Authorization: Bearer <token>

There’s no encoding involved, just concatenate the word Bearer <token> (including the space!) and the token together. Next, set the other API specific headers, such as the (required) Accept header and optionally the Content-Type header before doing the request, depending on the targeted endpoint. Now you can call the retailer API (for instance the orders resource):

If the API returns an error message with status code 401 Unauthorized or 403 Forbidden, please check if you successfully applied the steps, check the token validity and the status of your retailer account to see why this is happening (sometimes retailer accounts are blocked or blacklisted).

Under normal circumstances you should receive a response in the 2xx range, telling you your request has been successfully processed.

The Bearer token is required on all authenticated endpoints for the retailer API. The process is the same, regardless of the endpoint being called.

Please note that if you want to test the authentication flow, you can call one of our demo.adoc, as they will require the same authentication method and can be used to verify your implementation. You can also interact with production directly, depending on your preference.

Managing Access

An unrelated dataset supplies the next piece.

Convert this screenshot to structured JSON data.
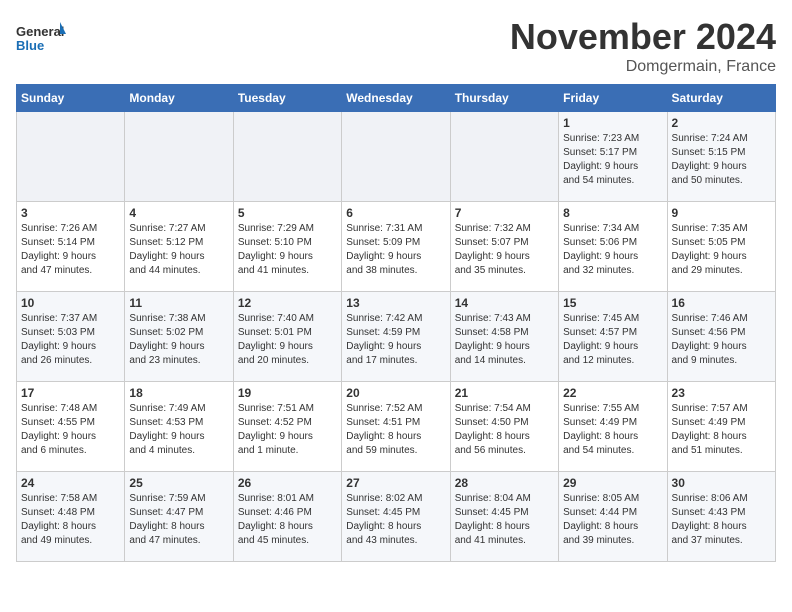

Whenever you want to (re)create new credentials for different applications or manage who has access to your data, you can manage the credentials in your retailer account. There are two specific sections:

  • Client Credentials: This section contains the credentials that were manually created by your organization;

  • Authorized parties: This section contains credentials provided to listed integration partners.

You can revoke any access from either applications or parties that have access by pressing the trashcan icon behind the credentials. After being removed the credentials will stop working and parties will lose access. If you want to restore access, new credentials have to be created using the steps listed in this document.

Creating client credentials in SDD

Create separate credentials for separate purposes. Do not reuse the same credentials for your own app(s) to grant access to anyone else. If you need to revoke the credentials your own application will also lose access for shared credentials. It will also be more difficult for you and if you need to revoke the credentials your own application will also lose access for shared credentials. It will also be more difficult for you and to troubleshoot issues, as it is harder to differentiate which application might have integration issues if several of them are using the same credentials.

You should never share your clientIDs and clientSecrets with others or even with This information should also not be hardcoded into the codebase since it will show up in source control. Failure to comply with this rule could result in your credentials being revoked without notice. You can create new credentials at any time, but the revoked credentials will become inaccessible.

More information

To help partners implement authentication and authorization properly with the retailer API we have also created a video which highlights a best practice for dealing with tokens: